House passes bills to fund Transportation Dept., HUD, Agriculture

The Democratic-led House passed a standalone spending measure Thursday to provide funding for the Departments of Transportation, Housing and Urban Development, and other agencies.
The House voted 244-180 to approve the clean funding measure. Twelve Republicans bucked party lines to join Democrats in voting for the bill on the floor.
The chamber then voted 243-183 to pass a separate measure to fund the Department of Agriculture and related agencies through Sept. 30, with 10 Republicans joining Democrats to vote for the measure.
That bill would also allocate funding for the Supplemental Nutrition Assistance Program (SNAP), a top priority for lawmakers concerned that millions of Americans could lose access to food stamp benefits after temporary funding provided by the U.S. Department of Agriculture runs out at the end of February.
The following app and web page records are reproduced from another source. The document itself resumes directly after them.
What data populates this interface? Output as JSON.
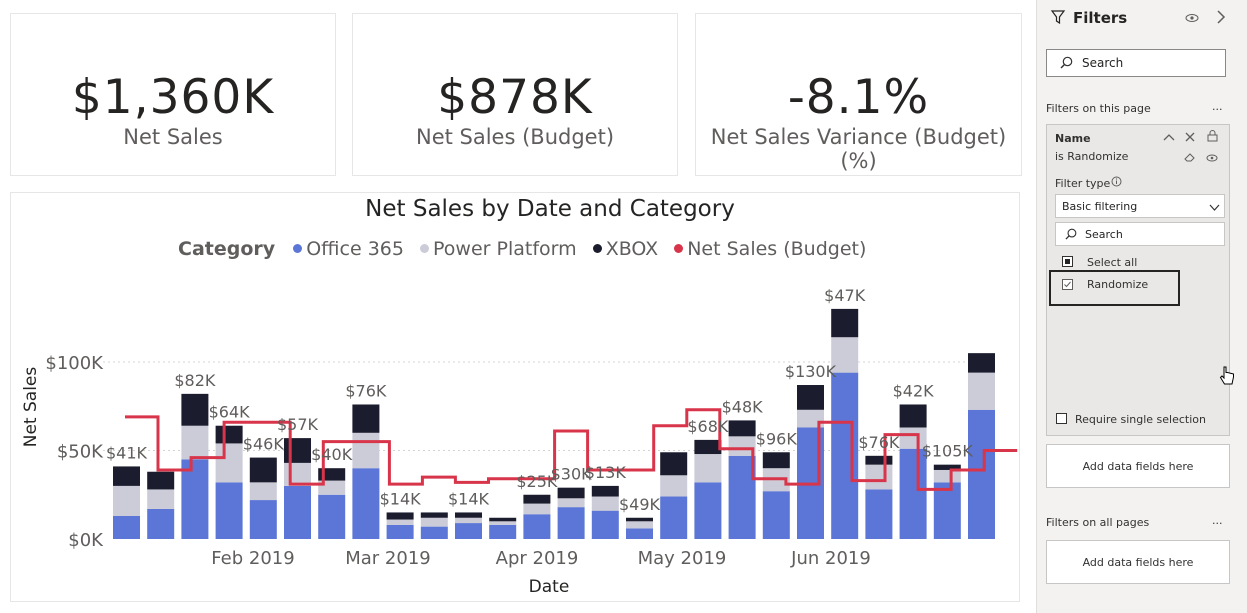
{
  "kpis": [
    {
      "value": "$1,360K",
      "label": "Net Sales",
      "color": "#252423"
    },
    {
      "value": "$878K",
      "label": "Net Sales (Budget)",
      "color": "#252423"
    },
    {
      "value": "-8.1%",
      "label": "Net Sales Variance (Budget) (%)",
      "color": "#252423"
    }
  ],
  "chart": {
    "title": "Net Sales by Date and Category",
    "legend_title": "Category",
    "legend": [
      {
        "name": "Office 365",
        "color": "#5b76d6"
      },
      {
        "name": "Power Platform",
        "color": "#ccccd8"
      },
      {
        "name": "XBOX",
        "color": "#1b1c2e"
      },
      {
        "name": "Net Sales (Budget)",
        "color": "#d8344a"
      }
    ]
  },
  "chart_data": {
    "type": "bar",
    "stacked": true,
    "title": "Net Sales by Date and Category",
    "xlabel": "Date",
    "ylabel": "Net Sales",
    "ylim": [
      0,
      110000
    ],
    "y_ticks": [
      "$0K",
      "$50K",
      "$100K"
    ],
    "x_ticks": [
      "Feb 2019",
      "Mar 2019",
      "Apr 2019",
      "May 2019",
      "Jun 2019"
    ],
    "grid": true,
    "legend_position": "top",
    "total_labels": [
      "$41K",
      "",
      "$82K",
      "$64K",
      "$46K",
      "$57K",
      "$40K",
      "$76K",
      "$14K",
      "",
      "$14K",
      "",
      "$25K",
      "$30K",
      "$13K",
      "$49K",
      "",
      "$68K",
      "$48K",
      "$96K",
      "$130K",
      "$47K",
      "$76K",
      "$42K",
      "$105K"
    ],
    "series": [
      {
        "name": "Office 365",
        "values": [
          13000,
          17000,
          45000,
          32000,
          22000,
          30000,
          25000,
          40000,
          8000,
          7000,
          9000,
          8000,
          14000,
          18000,
          16000,
          6000,
          24000,
          32000,
          47000,
          27000,
          63000,
          94000,
          28000,
          51000,
          32000,
          73000
        ]
      },
      {
        "name": "Power Platform",
        "values": [
          17000,
          11000,
          19000,
          22000,
          10000,
          13000,
          8000,
          20000,
          3000,
          5000,
          3000,
          2000,
          6000,
          5000,
          8000,
          4000,
          12000,
          16000,
          11000,
          13000,
          10000,
          20000,
          14000,
          12000,
          7000,
          21000
        ]
      },
      {
        "name": "XBOX",
        "values": [
          11000,
          10000,
          18000,
          10000,
          14000,
          14000,
          7000,
          16000,
          4000,
          3000,
          3000,
          2000,
          5000,
          6000,
          6000,
          2000,
          13000,
          8000,
          9000,
          9000,
          14000,
          16000,
          5000,
          13000,
          3000,
          11000
        ]
      },
      {
        "name": "Net Sales (Budget)",
        "type": "step-line",
        "values": [
          69000,
          39000,
          46000,
          66000,
          66000,
          31000,
          55000,
          55000,
          31000,
          35000,
          32000,
          34000,
          34000,
          61000,
          39000,
          39000,
          64000,
          73000,
          51000,
          34000,
          31000,
          66000,
          33000,
          59000,
          28000,
          39000,
          50000
        ]
      }
    ]
  },
  "filters": {
    "title": "Filters",
    "search_placeholder": "Search",
    "on_this_page": "Filters on this page",
    "card_name": "Name",
    "card_condition": "is Randomize",
    "filter_type_label": "Filter type",
    "filter_type_value": "Basic filtering",
    "card_search": "Search",
    "select_all": "Select all",
    "option": "Randomize",
    "require_single": "Require single selection",
    "add_fields_1": "Add data fields here",
    "on_all_pages": "Filters on all pages",
    "add_fields_2": "Add data fields here",
    "more": "...",
    "icons": [
      "filter-icon",
      "eye-icon",
      "chevron-right-icon",
      "search-icon",
      "collapse-icon",
      "close-icon",
      "lock-icon",
      "eraser-icon",
      "info-icon",
      "chevron-down-icon"
    ]
  }
}
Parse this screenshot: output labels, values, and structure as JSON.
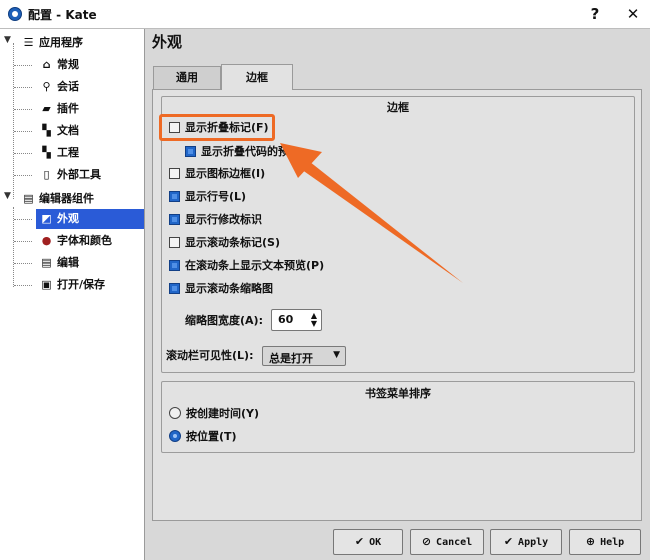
{
  "window": {
    "title": "配置 - Kate",
    "help_symbol": "?",
    "close_symbol": "✕"
  },
  "sidebar": {
    "app_group": {
      "label": "应用程序",
      "icon": "menu-lines-icon"
    },
    "app_items": [
      {
        "label": "常规",
        "icon": "home-icon"
      },
      {
        "label": "会话",
        "icon": "search-icon"
      },
      {
        "label": "插件",
        "icon": "plugin-icon"
      },
      {
        "label": "文档",
        "icon": "document-icon"
      },
      {
        "label": "工程",
        "icon": "project-icon"
      },
      {
        "label": "外部工具",
        "icon": "external-tools-icon"
      }
    ],
    "editor_group": {
      "label": "编辑器组件",
      "icon": "editor-component-icon"
    },
    "editor_items": [
      {
        "label": "外观",
        "icon": "appearance-icon"
      },
      {
        "label": "字体和颜色",
        "icon": "color-icon"
      },
      {
        "label": "编辑",
        "icon": "edit-icon"
      },
      {
        "label": "打开/保存",
        "icon": "save-icon"
      }
    ]
  },
  "page": {
    "heading": "外观",
    "tabs": [
      "通用",
      "边框"
    ],
    "borders_group": {
      "title": "边框",
      "options": [
        {
          "label": "显示折叠标记(F)",
          "checked": false
        },
        {
          "label": "显示折叠代码的预",
          "checked": true
        },
        {
          "label": "显示图标边框(I)",
          "checked": false
        },
        {
          "label": "显示行号(L)",
          "checked": true
        },
        {
          "label": "显示行修改标识",
          "checked": true
        },
        {
          "label": "显示滚动条标记(S)",
          "checked": false
        },
        {
          "label": "在滚动条上显示文本预览(P)",
          "checked": true
        },
        {
          "label": "显示滚动条缩略图",
          "checked": true
        }
      ],
      "minimap_width_label": "缩略图宽度(A):",
      "minimap_width_value": "60",
      "scrollbar_visibility_label": "滚动栏可见性(L):",
      "scrollbar_visibility_value": "总是打开"
    },
    "bookmarks_group": {
      "title": "书签菜单排序",
      "options": [
        {
          "label": "按创建时间(Y)",
          "checked": false
        },
        {
          "label": "按位置(T)",
          "checked": true
        }
      ]
    }
  },
  "buttons": {
    "ok": "OK",
    "cancel": "Cancel",
    "apply": "Apply",
    "help": "Help"
  },
  "colors": {
    "accent": "#2a5bd7",
    "highlight": "#ee6a25"
  }
}
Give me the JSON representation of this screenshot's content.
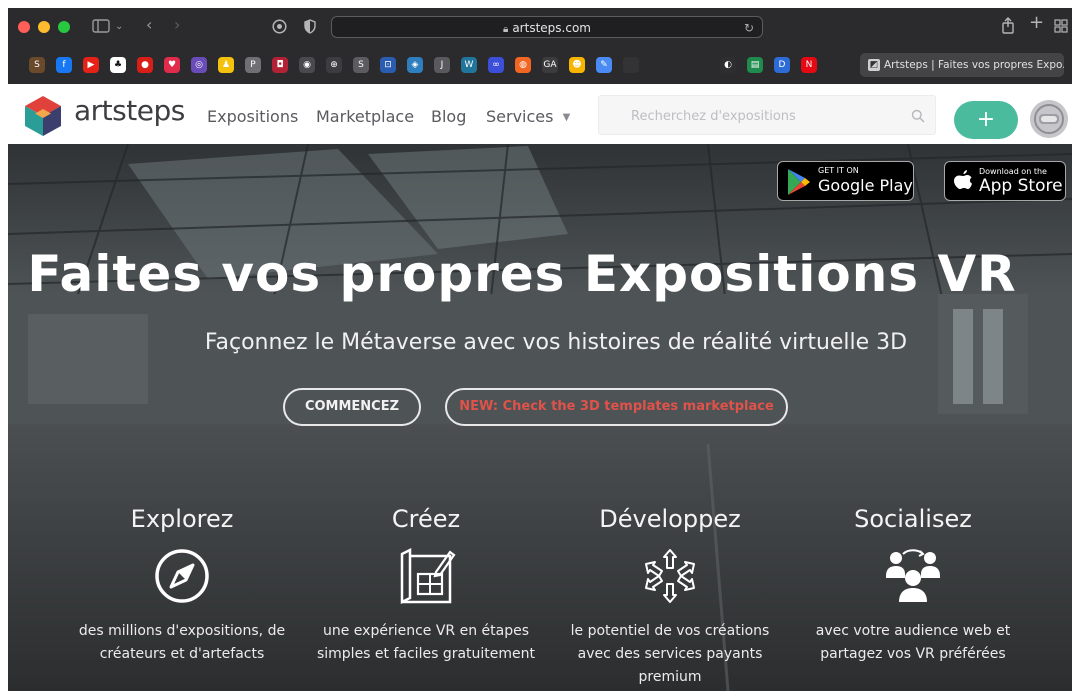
{
  "browser": {
    "url": "artsteps.com",
    "active_tab_title": "Artsteps | Faites vos propres Expo..."
  },
  "favorites": [
    {
      "icon": "generic-favicon-icon",
      "color": "#6b4a2b",
      "glyph": "S"
    },
    {
      "icon": "facebook-icon",
      "color": "#1877f2",
      "glyph": "f"
    },
    {
      "icon": "youtube-icon",
      "color": "#e62117",
      "glyph": "▶"
    },
    {
      "icon": "generic-favicon-icon",
      "color": "#ffffff",
      "glyph": "♣"
    },
    {
      "icon": "generic-favicon-icon",
      "color": "#d91e18",
      "glyph": "●"
    },
    {
      "icon": "heart-icon",
      "color": "#e02b4b",
      "glyph": "♥"
    },
    {
      "icon": "generic-favicon-icon",
      "color": "#6a4cb8",
      "glyph": "◎"
    },
    {
      "icon": "generic-favicon-icon",
      "color": "#f4c20d",
      "glyph": "♟"
    },
    {
      "icon": "generic-favicon-icon",
      "color": "#6f6f74",
      "glyph": "P"
    },
    {
      "icon": "generic-favicon-icon",
      "color": "#b22234",
      "glyph": "◘"
    },
    {
      "icon": "generic-favicon-icon",
      "color": "#4a4a4e",
      "glyph": "◉"
    },
    {
      "icon": "generic-favicon-icon",
      "color": "#3d3d41",
      "glyph": "⊕"
    },
    {
      "icon": "generic-favicon-icon",
      "color": "#5c5c60",
      "glyph": "S"
    },
    {
      "icon": "generic-favicon-icon",
      "color": "#2a5db0",
      "glyph": "⊡"
    },
    {
      "icon": "generic-favicon-icon",
      "color": "#2f7fbf",
      "glyph": "◈"
    },
    {
      "icon": "generic-favicon-icon",
      "color": "#5a5a5e",
      "glyph": "J"
    },
    {
      "icon": "wordpress-icon",
      "color": "#21759b",
      "glyph": "W"
    },
    {
      "icon": "generic-favicon-icon",
      "color": "#3b4fd8",
      "glyph": "∞"
    },
    {
      "icon": "generic-favicon-icon",
      "color": "#f26522",
      "glyph": "◍"
    },
    {
      "icon": "generic-favicon-icon",
      "color": "#3c3c3f",
      "glyph": "GA"
    },
    {
      "icon": "generic-favicon-icon",
      "color": "#f7b500",
      "glyph": "☻"
    },
    {
      "icon": "generic-favicon-icon",
      "color": "#4a8af4",
      "glyph": "✎"
    },
    {
      "icon": "generic-favicon-icon",
      "color": "#333336",
      "glyph": " "
    },
    {
      "icon": "generic-favicon-icon",
      "color": "#2e2e31",
      "glyph": "◐"
    },
    {
      "icon": "generic-favicon-icon",
      "color": "#1f8b4c",
      "glyph": "▤"
    },
    {
      "icon": "generic-favicon-icon",
      "color": "#2d6bd6",
      "glyph": "D"
    },
    {
      "icon": "netflix-icon",
      "color": "#e50914",
      "glyph": "N"
    }
  ],
  "site": {
    "logo_text": "artsteps",
    "nav": [
      {
        "label": "Expositions"
      },
      {
        "label": "Marketplace"
      },
      {
        "label": "Blog"
      },
      {
        "label": "Services"
      }
    ],
    "search_placeholder": "Recherchez d'expositions",
    "add_label": "+"
  },
  "hero": {
    "google_play": {
      "small": "GET IT ON",
      "big": "Google Play"
    },
    "app_store": {
      "small": "Download on the",
      "big": "App Store"
    },
    "title": "Faites vos propres Expositions VR",
    "subtitle": "Façonnez le Métaverse avec vos histoires de réalité virtuelle 3D",
    "btn_start": "COMMENCEZ",
    "btn_new": "NEW: Check the 3D templates marketplace",
    "features": [
      {
        "title": "Explorez",
        "icon": "compass-icon",
        "text_lines": [
          "des millions d'expositions, de",
          "créateurs et d'artefacts"
        ]
      },
      {
        "title": "Créez",
        "icon": "blueprint-icon",
        "text_lines": [
          "une expérience VR en étapes",
          "simples et faciles gratuitement"
        ]
      },
      {
        "title": "Développez",
        "icon": "expand-arrows-icon",
        "text_lines": [
          "le potentiel de vos créations",
          "avec des services payants",
          "premium"
        ]
      },
      {
        "title": "Socialisez",
        "icon": "users-group-icon",
        "text_lines": [
          "avec votre audience web et",
          "partagez vos VR préférées"
        ]
      }
    ]
  },
  "colors": {
    "accent_green": "#4bbb9d",
    "new_button_text": "#e0524a",
    "logo_red": "#e0413b",
    "logo_teal": "#2a9d96"
  }
}
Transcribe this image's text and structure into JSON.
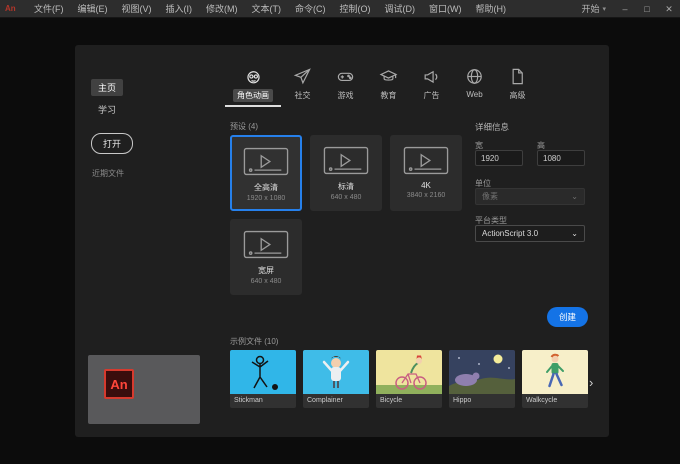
{
  "titlebar": {
    "app_icon_text": "An",
    "menus": [
      "文件(F)",
      "编辑(E)",
      "视图(V)",
      "插入(I)",
      "修改(M)",
      "文本(T)",
      "命令(C)",
      "控制(O)",
      "调试(D)",
      "窗口(W)",
      "帮助(H)"
    ],
    "workspace_label": "开始",
    "controls": {
      "minimize": "–",
      "maximize": "□",
      "close": "✕"
    }
  },
  "icons": {
    "chevron_down": "▾",
    "dropdown_chevron": "⌄",
    "next_arrow": "›"
  },
  "sidebar": {
    "items": [
      {
        "label": "主页",
        "selected": true
      },
      {
        "label": "学习",
        "selected": false
      }
    ],
    "open_button": "打开",
    "recent_label": "近期文件"
  },
  "tabs": [
    {
      "label": "角色动画",
      "selected": true
    },
    {
      "label": "社交",
      "selected": false
    },
    {
      "label": "游戏",
      "selected": false
    },
    {
      "label": "教育",
      "selected": false
    },
    {
      "label": "广告",
      "selected": false
    },
    {
      "label": "Web",
      "selected": false
    },
    {
      "label": "高级",
      "selected": false
    }
  ],
  "presets": {
    "header": "预设 (4)",
    "cards": [
      {
        "title": "全高清",
        "dimensions": "1920 x 1080",
        "selected": true
      },
      {
        "title": "标清",
        "dimensions": "640 x 480",
        "selected": false
      },
      {
        "title": "4K",
        "dimensions": "3840 x 2160",
        "selected": false
      },
      {
        "title": "宽屏",
        "dimensions": "640 x 480",
        "selected": false
      }
    ]
  },
  "details": {
    "header": "详细信息",
    "width_label": "宽",
    "width_value": "1920",
    "height_label": "高",
    "height_value": "1080",
    "units_label": "单位",
    "units_value": "像素",
    "platform_label": "平台类型",
    "platform_value": "ActionScript 3.0",
    "create_button": "创建"
  },
  "samples": {
    "header": "示例文件 (10)",
    "items": [
      {
        "name": "Stickman"
      },
      {
        "name": "Complainer"
      },
      {
        "name": "Bicycle"
      },
      {
        "name": "Hippo"
      },
      {
        "name": "Walkcycle"
      }
    ]
  },
  "colors": {
    "accent_blue": "#2680eb",
    "create_button_blue": "#1473e6",
    "logo_red": "#ff463a"
  }
}
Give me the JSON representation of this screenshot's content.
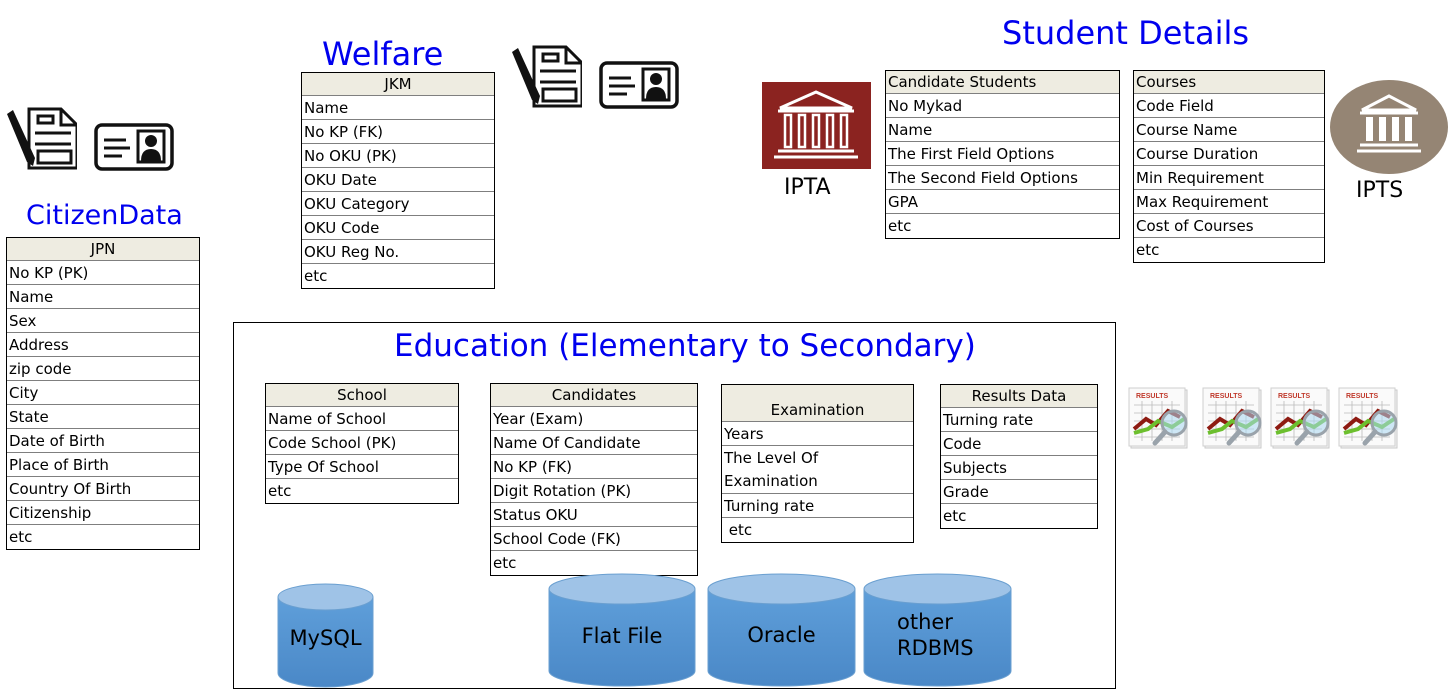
{
  "sections": {
    "citizen": {
      "title": "CitizenData",
      "table": {
        "header": "JPN",
        "rows": [
          "No KP (PK)",
          "Name",
          "Sex",
          "Address",
          "zip code",
          "City",
          "State",
          "Date of Birth",
          "Place of Birth",
          "Country Of Birth",
          "Citizenship",
          "etc"
        ]
      },
      "icons": [
        "form-pen-icon",
        "id-card-icon"
      ]
    },
    "welfare": {
      "title": "Welfare",
      "table": {
        "header": "JKM",
        "rows": [
          "Name",
          "No KP (FK)",
          "No OKU (PK)",
          "OKU Date",
          "OKU Category",
          "OKU Code",
          "OKU Reg No.",
          "etc"
        ]
      },
      "icons": [
        "form-pen-icon",
        "id-card-icon"
      ]
    },
    "student": {
      "title": "Student Details",
      "ipta_label": "IPTA",
      "ipts_label": "IPTS",
      "candidate_students": {
        "header": "Candidate Students",
        "rows": [
          "No Mykad",
          "Name",
          "The First Field Options",
          "The Second Field Options",
          "GPA",
          "etc"
        ]
      },
      "courses": {
        "header": "Courses",
        "rows": [
          "Code Field",
          "Course Name",
          "Course Duration",
          "Min Requirement",
          "Max Requirement",
          "Cost of Courses",
          "etc"
        ]
      }
    },
    "education": {
      "title": "Education (Elementary to Secondary)",
      "school": {
        "header": "School",
        "rows": [
          "Name of School",
          "Code School (PK)",
          "Type Of School",
          "etc"
        ]
      },
      "candidates": {
        "header": "Candidates",
        "rows": [
          "Year (Exam)",
          "Name Of Candidate",
          "No KP (FK)",
          "Digit Rotation (PK)",
          "Status OKU",
          "School Code (FK)",
          "etc"
        ]
      },
      "examination": {
        "header": "Examination",
        "rows": [
          "Years",
          "The Level Of Examination",
          "Turning rate",
          " etc"
        ]
      },
      "results_data": {
        "header": "Results Data",
        "rows": [
          "Turning rate",
          "Code",
          "Subjects",
          "Grade",
          "etc"
        ]
      },
      "databases": [
        "MySQL",
        "Flat File",
        "Oracle",
        "other RDBMS"
      ]
    },
    "results_icons": {
      "label": "RESULTS",
      "count": 4
    }
  },
  "colors": {
    "title_blue": "#0000ee",
    "header_bg": "#eeece1",
    "ipta_red": "#8b2320",
    "ipts_taupe": "#958574",
    "cylinder_blue": "#5b9bd5"
  }
}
The lower chamber is expected to vote on its final standalone spending bill to fund the Department of the Interior and the Environmental Protection Agency on Friday.
Passage of the measures Thursday come on the 20th day of the partial government shutdown, with no clear path forward to reopen agencies as negotiators remain in a stalemate over President Trump’s demand for border wall funding.
Trump, who is requesting $5.7 billion for border security, has vowed not to sign any legislation that doesn’t provide funding for his proposed barrier. He delivered a prime-time address Tuesday and was traveling to a border town in Texas on Thursday to make the case for getting the money.
Top Democrats have repeatedly said they will not comply with the administration’s demands for wall funding.
The 12 Republicans who voted for the Transportation bill Thursday is an uptick from the eight who voted the previous day on a measure to reopen the IRS, Treasury Department and other federal agencies.
GOP Reps. Pete King (N.Y.), Rodney Davis (Ill.), Steve Stivers (Ohio) and Chris Smith (N.J.) joined with others Republicans to advance the latest measure, including Reps. Elise Stefanik (N.Y.), Will Hurd (Texas), Fred Upton (Mich.), John Katko (N.Y.), Brian Fitzpatrick (Pa.), Greg Walden (Ore.), Adam Kinzinger (Ill.) and Jaime Herrera Beutler (Wash.). All twelve received fewer than 60 percent of the vote in the 2018 midterm elections. Stivers served as chairman of the House GOP campaign arm in the 2018 cycle.
House Democrats crafted a strategy to pass four individual funding bills aimed at reopening various unfunded parts of the government in an attempt to pressure Senate Republicans, who have said they will not take up spending bills that don’t have Trump’s approval.
Senate Majority Leader Mitch McConnell (R-Ky.) earlier Thursday blocked two House-passed funding bills that would reopen the federal government. One would fund the Department of Homeland Security (DHS) through Feb. 8, and a separate package would have funded the remaining agencies without current-year appropriations through Sept. 30.
Democratic leaders are looking to peel off GOP lawmakers from standing with Trump on the shutdown. Democrats pushed Republicans to vote for the House bills Thursday as they contain identical language to what passed out of the Senate Appropriations Committee with overwhelming bipartisan support.
Democrats have also accused Republicans of holding government funding hostage over partisan priorities, calling on the president to support spending bills that reopen portions of the government before they discuss the wall.
While a handful of moderate GOP members backed the Democrat-introduced measures on the floor, top Republicans have expressed confidence that the conference will largely remain unified in supporting the president’s fight for the wall.
Top Republicans have alleged Democratic negotiators are playing politics and have failed to produce a counteroffer to the president. House GOP leaders and administration officials have been urging members to continue to support the president, arguing the clean bills brought to the floor are “show votes” that won’t solve the issue at hand.